[[ DATA TO USE, beginning ]]

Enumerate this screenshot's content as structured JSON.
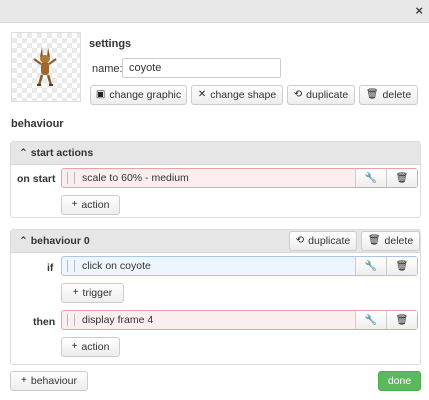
{
  "dialog": {
    "close_glyph": "×"
  },
  "settings": {
    "title": "settings",
    "name_label": "name:",
    "name_value": "coyote",
    "buttons": {
      "change_graphic": "change graphic",
      "change_shape": "change shape",
      "duplicate": "duplicate",
      "delete": "delete"
    }
  },
  "behaviour_section": {
    "label": "behaviour"
  },
  "start_actions": {
    "title": "start actions",
    "row_label": "on start",
    "action_text": "scale to 60% - medium",
    "add_action": "action"
  },
  "behaviour0": {
    "title": "behaviour 0",
    "duplicate": "duplicate",
    "delete": "delete",
    "if_label": "if",
    "trigger_text": "click on coyote",
    "add_trigger": "trigger",
    "then_label": "then",
    "action_text": "display frame 4",
    "add_action": "action"
  },
  "footer": {
    "add_behaviour": "behaviour",
    "done": "done"
  },
  "colors": {
    "done_green": "#5cb85c",
    "action_red": "#fbeeee",
    "trigger_blue": "#eef6fd"
  }
}
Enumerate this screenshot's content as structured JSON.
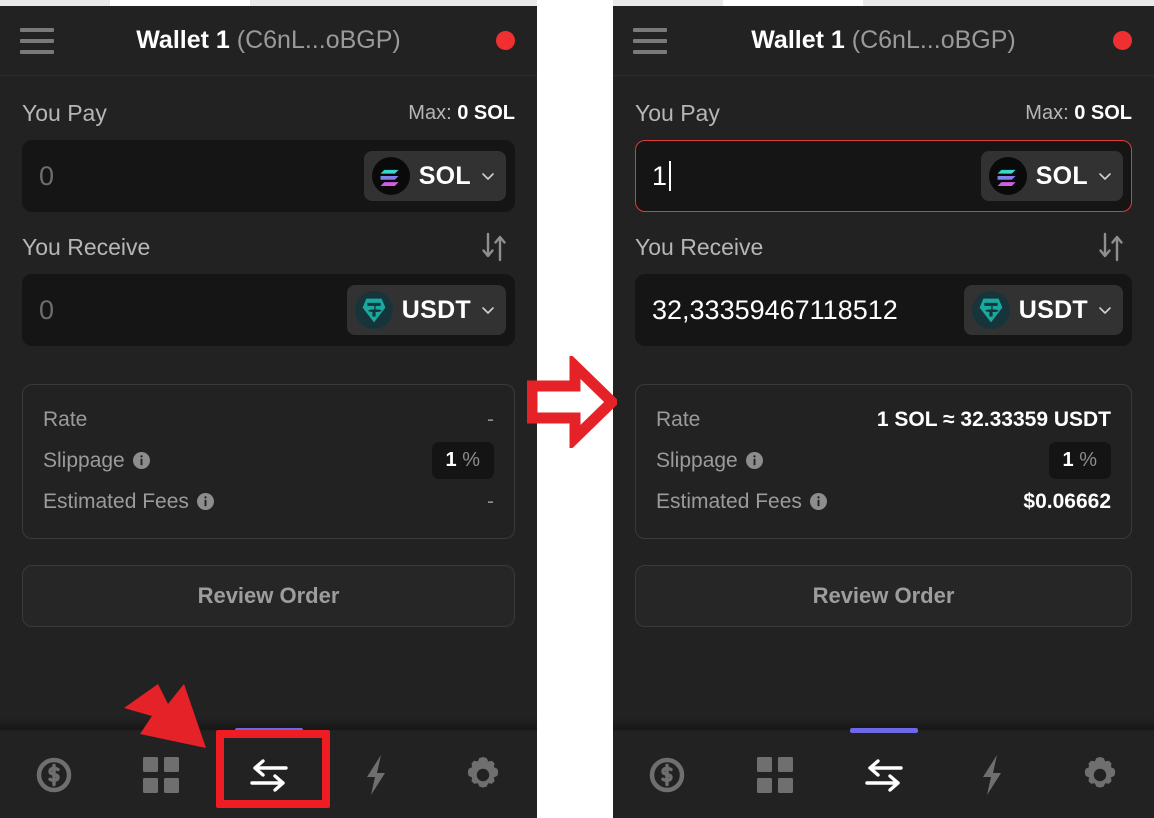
{
  "meta": {
    "app": "Solana Wallet Swap Extension",
    "panels": [
      "before",
      "after"
    ]
  },
  "header": {
    "menu_icon": "hamburger-icon",
    "wallet_name": "Wallet 1",
    "wallet_address": "(C6nL...oBGP)",
    "status_dot_color": "#f03030",
    "status_icon": "status-dot-icon"
  },
  "colors": {
    "page_bg": "#222222",
    "input_bg": "#151515",
    "pill_bg": "#323232",
    "accent_active_tab": "#6e67e6",
    "annotation_red": "#ee1d23",
    "focus_border": "#e03a3a",
    "sol_teal": "#19e0b4",
    "sol_purple": "#b45cf0",
    "usdt_teal": "#26a17b"
  },
  "left_panel": {
    "you_pay": {
      "label": "You Pay",
      "max_label": "Max:",
      "max_value": "0 SOL",
      "amount_value": "",
      "amount_placeholder": "0",
      "focused": false,
      "token": {
        "symbol": "SOL",
        "icon": "sol-token-icon",
        "chevron": "chevron-down-icon"
      }
    },
    "you_receive": {
      "label": "You Receive",
      "swap_icon": "swap-vertical-arrows-icon",
      "amount_value": "",
      "amount_placeholder": "0",
      "token": {
        "symbol": "USDT",
        "icon": "usdt-token-icon",
        "chevron": "chevron-down-icon"
      }
    },
    "details": {
      "rate_label": "Rate",
      "rate_value": "-",
      "slippage_label": "Slippage",
      "slippage_info_icon": "info-icon",
      "slippage_value": "1",
      "slippage_unit": "%",
      "fees_label": "Estimated Fees",
      "fees_info_icon": "info-icon",
      "fees_value": "-"
    },
    "review_button": "Review Order"
  },
  "right_panel": {
    "you_pay": {
      "label": "You Pay",
      "max_label": "Max:",
      "max_value": "0 SOL",
      "amount_value": "1",
      "amount_placeholder": "0",
      "focused": true,
      "token": {
        "symbol": "SOL",
        "icon": "sol-token-icon",
        "chevron": "chevron-down-icon"
      }
    },
    "you_receive": {
      "label": "You Receive",
      "swap_icon": "swap-vertical-arrows-icon",
      "amount_value": "32,33359467118512",
      "amount_placeholder": "0",
      "token": {
        "symbol": "USDT",
        "icon": "usdt-token-icon",
        "chevron": "chevron-down-icon"
      }
    },
    "details": {
      "rate_label": "Rate",
      "rate_value": "1 SOL ≈ 32.33359 USDT",
      "slippage_label": "Slippage",
      "slippage_info_icon": "info-icon",
      "slippage_value": "1",
      "slippage_unit": "%",
      "fees_label": "Estimated Fees",
      "fees_info_icon": "info-icon",
      "fees_value": "$0.06662"
    },
    "review_button": "Review Order"
  },
  "tabbar": {
    "active_index": 2,
    "tabs": [
      {
        "name": "tab-tokens",
        "icon": "dollar-circle-icon"
      },
      {
        "name": "tab-apps",
        "icon": "grid-squares-icon"
      },
      {
        "name": "tab-swap",
        "icon": "swap-horizontal-arrows-icon"
      },
      {
        "name": "tab-activity",
        "icon": "lightning-bolt-icon"
      },
      {
        "name": "tab-settings",
        "icon": "gear-icon"
      }
    ]
  },
  "annotations": {
    "transition_arrow": "red-right-arrow-outline",
    "pointer_arrow": "red-pointer-arrow",
    "highlight_box": "red-highlight-rectangle"
  }
}
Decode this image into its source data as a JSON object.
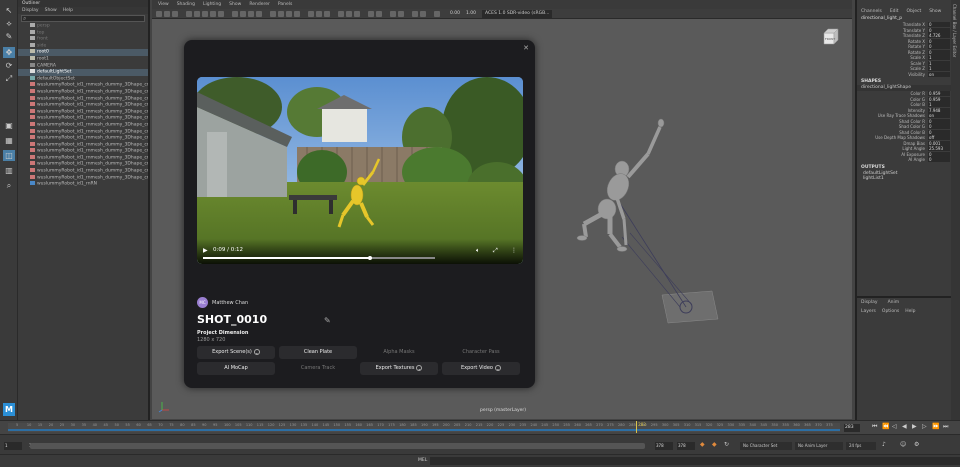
{
  "outliner": {
    "title": "Outliner",
    "menu": [
      "Display",
      "Show",
      "Help"
    ],
    "rows": [
      {
        "label": "persp",
        "type": "camera",
        "dim": true
      },
      {
        "label": "top",
        "type": "camera",
        "dim": true
      },
      {
        "label": "front",
        "type": "camera",
        "dim": true
      },
      {
        "label": "side",
        "type": "camera",
        "dim": true
      },
      {
        "label": "root0",
        "type": "joint",
        "sel": true
      },
      {
        "label": "root1",
        "type": "joint"
      },
      {
        "label": "CAMERA",
        "type": "group"
      },
      {
        "label": "defaultLightSet",
        "type": "light",
        "sel": true
      },
      {
        "label": "defaultObjectSet",
        "type": "set"
      },
      {
        "label": "wuslummyRobot_id1_rnmesh_dummy_3Dhape_createSet1",
        "type": "mesh"
      },
      {
        "label": "wuslummyRobot_id1_rnmesh_dummy_3Dhape_createSet2",
        "type": "mesh"
      },
      {
        "label": "wuslummyRobot_id1_rnmesh_dummy_3Dhape_createSet3",
        "type": "mesh"
      },
      {
        "label": "wuslummyRobot_id1_rnmesh_dummy_3Dhape_createSet4",
        "type": "mesh"
      },
      {
        "label": "wuslummyRobot_id1_rnmesh_dummy_3Dhape_createSet5",
        "type": "mesh"
      },
      {
        "label": "wuslummyRobot_id1_rnmesh_dummy_3Dhape_createSet6",
        "type": "mesh"
      },
      {
        "label": "wuslummyRobot_id1_rnmesh_dummy_3Dhape_createSet7",
        "type": "mesh"
      },
      {
        "label": "wuslummyRobot_id1_rnmesh_dummy_3Dhape_createSet8",
        "type": "mesh"
      },
      {
        "label": "wuslummyRobot_id1_rnmesh_dummy_3Dhape_createSet9",
        "type": "mesh"
      },
      {
        "label": "wuslummyRobot_id1_rnmesh_dummy_3Dhape_createSet10",
        "type": "mesh"
      },
      {
        "label": "wuslummyRobot_id1_rnmesh_dummy_3Dhape_createSet11",
        "type": "mesh"
      },
      {
        "label": "wuslummyRobot_id1_rnmesh_dummy_3Dhape_createSet12",
        "type": "mesh"
      },
      {
        "label": "wuslummyRobot_id1_rnmesh_dummy_3Dhape_createSet13",
        "type": "mesh"
      },
      {
        "label": "wuslummyRobot_id1_rnmesh_dummy_3Dhape_createSet14",
        "type": "mesh"
      },
      {
        "label": "wuslummyRobot_id1_rnmesh_dummy_3Dhape_createSet15",
        "type": "mesh"
      },
      {
        "label": "wuslummyRobot_id1_rnRN",
        "type": "ref"
      }
    ]
  },
  "panel_menu": [
    "View",
    "Shading",
    "Lighting",
    "Show",
    "Renderer",
    "Panels"
  ],
  "toolbar": {
    "num1": "0.00",
    "num2": "1.00",
    "color_space": "ACES 1.0 SDR-video (sRGB..."
  },
  "viewport": {
    "camera_label": "persp (masterLayer)",
    "cube_label": "FRONT"
  },
  "modal": {
    "video_time": "0:09 / 0:12",
    "video_progress": 0.72,
    "author_initials": "MC",
    "author_name": "Matthew Chan",
    "shot_title": "SHOT_0010",
    "dimension_label": "Project Dimension",
    "dimension_value": "1280 x 720",
    "buttons": [
      {
        "label": "Export Scene(s)",
        "chevron": true,
        "disabled": false
      },
      {
        "label": "Clean Plate",
        "chevron": false,
        "disabled": false
      },
      {
        "label": "Alpha Masks",
        "chevron": false,
        "disabled": true
      },
      {
        "label": "Character Pass",
        "chevron": false,
        "disabled": true
      },
      {
        "label": "AI MoCap",
        "chevron": false,
        "disabled": false
      },
      {
        "label": "Camera Track",
        "chevron": false,
        "disabled": true
      },
      {
        "label": "Export Textures",
        "chevron": true,
        "disabled": false
      },
      {
        "label": "Export Video",
        "chevron": true,
        "disabled": false
      }
    ]
  },
  "channel_box": {
    "tabs": [
      "Channels",
      "Edit",
      "Object",
      "Show"
    ],
    "node": "directional_light_p",
    "transform": [
      {
        "label": "Translate X",
        "value": "0"
      },
      {
        "label": "Translate Y",
        "value": "0"
      },
      {
        "label": "Translate Z",
        "value": "4.726"
      },
      {
        "label": "Rotate X",
        "value": "0"
      },
      {
        "label": "Rotate Y",
        "value": "0"
      },
      {
        "label": "Rotate Z",
        "value": "0"
      },
      {
        "label": "Scale X",
        "value": "1"
      },
      {
        "label": "Scale Y",
        "value": "1"
      },
      {
        "label": "Scale Z",
        "value": "1"
      },
      {
        "label": "Visibility",
        "value": "on"
      }
    ],
    "shapes_title": "SHAPES",
    "shape_node": "directional_lightShape",
    "shape_attrs": [
      {
        "label": "Color R",
        "value": "0.959"
      },
      {
        "label": "Color G",
        "value": "0.959"
      },
      {
        "label": "Color B",
        "value": "1"
      },
      {
        "label": "Intensity",
        "value": "7.948"
      },
      {
        "label": "Use Ray Trace Shadows",
        "value": "on"
      },
      {
        "label": "Shad Color R",
        "value": "0"
      },
      {
        "label": "Shad Color G",
        "value": "0"
      },
      {
        "label": "Shad Color B",
        "value": "0"
      },
      {
        "label": "Use Depth Map Shadows",
        "value": "off"
      },
      {
        "label": "Dmap Bias",
        "value": "0.001"
      },
      {
        "label": "Light Angle",
        "value": "25.593"
      },
      {
        "label": "AI Exposure",
        "value": "0"
      },
      {
        "label": "AI Angle",
        "value": "0"
      }
    ],
    "outputs_title": "OUTPUTS",
    "outputs": [
      "defaultLightSet",
      "lightList1"
    ],
    "side_tab": "Channel Box / Layer Editor"
  },
  "layer_editor": {
    "tabs": [
      "Display",
      "Anim"
    ],
    "menu": [
      "Layers",
      "Options",
      "Help"
    ]
  },
  "timeline": {
    "ticks": [
      "5",
      "10",
      "15",
      "20",
      "25",
      "30",
      "35",
      "40",
      "45",
      "50",
      "55",
      "60",
      "65",
      "70",
      "75",
      "80",
      "85",
      "90",
      "95",
      "100",
      "105",
      "110",
      "115",
      "120",
      "125",
      "130",
      "135",
      "140",
      "145",
      "150",
      "155",
      "160",
      "165",
      "170",
      "175",
      "180",
      "185",
      "190",
      "195",
      "200",
      "205",
      "210",
      "215",
      "220",
      "225",
      "230",
      "235",
      "240",
      "245",
      "250",
      "255",
      "260",
      "265",
      "270",
      "275",
      "280",
      "285",
      "290",
      "295",
      "300",
      "305",
      "310",
      "315",
      "320",
      "325",
      "330",
      "335",
      "340",
      "345",
      "350",
      "355",
      "360",
      "365",
      "370",
      "375"
    ],
    "current": "283",
    "current_fraction": 0.755
  },
  "range": {
    "start": "1",
    "start2": "1",
    "end": "378",
    "end2": "378",
    "character_set": "No Character Set",
    "anim_layer": "No Anim Layer",
    "fps": "24 fps"
  },
  "cmdline": {
    "label": "MEL"
  }
}
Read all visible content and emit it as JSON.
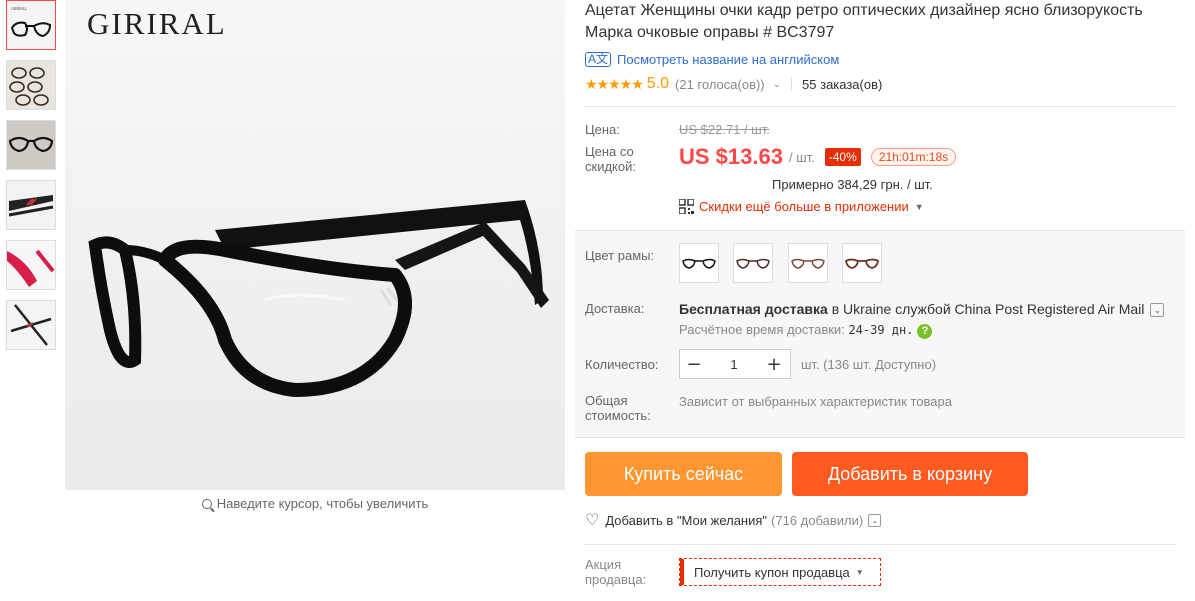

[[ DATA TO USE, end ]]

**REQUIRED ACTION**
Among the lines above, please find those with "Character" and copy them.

**PROBLEM SOLUTION**
        "label": "Character Pass",
    "character_set": "No Character Set",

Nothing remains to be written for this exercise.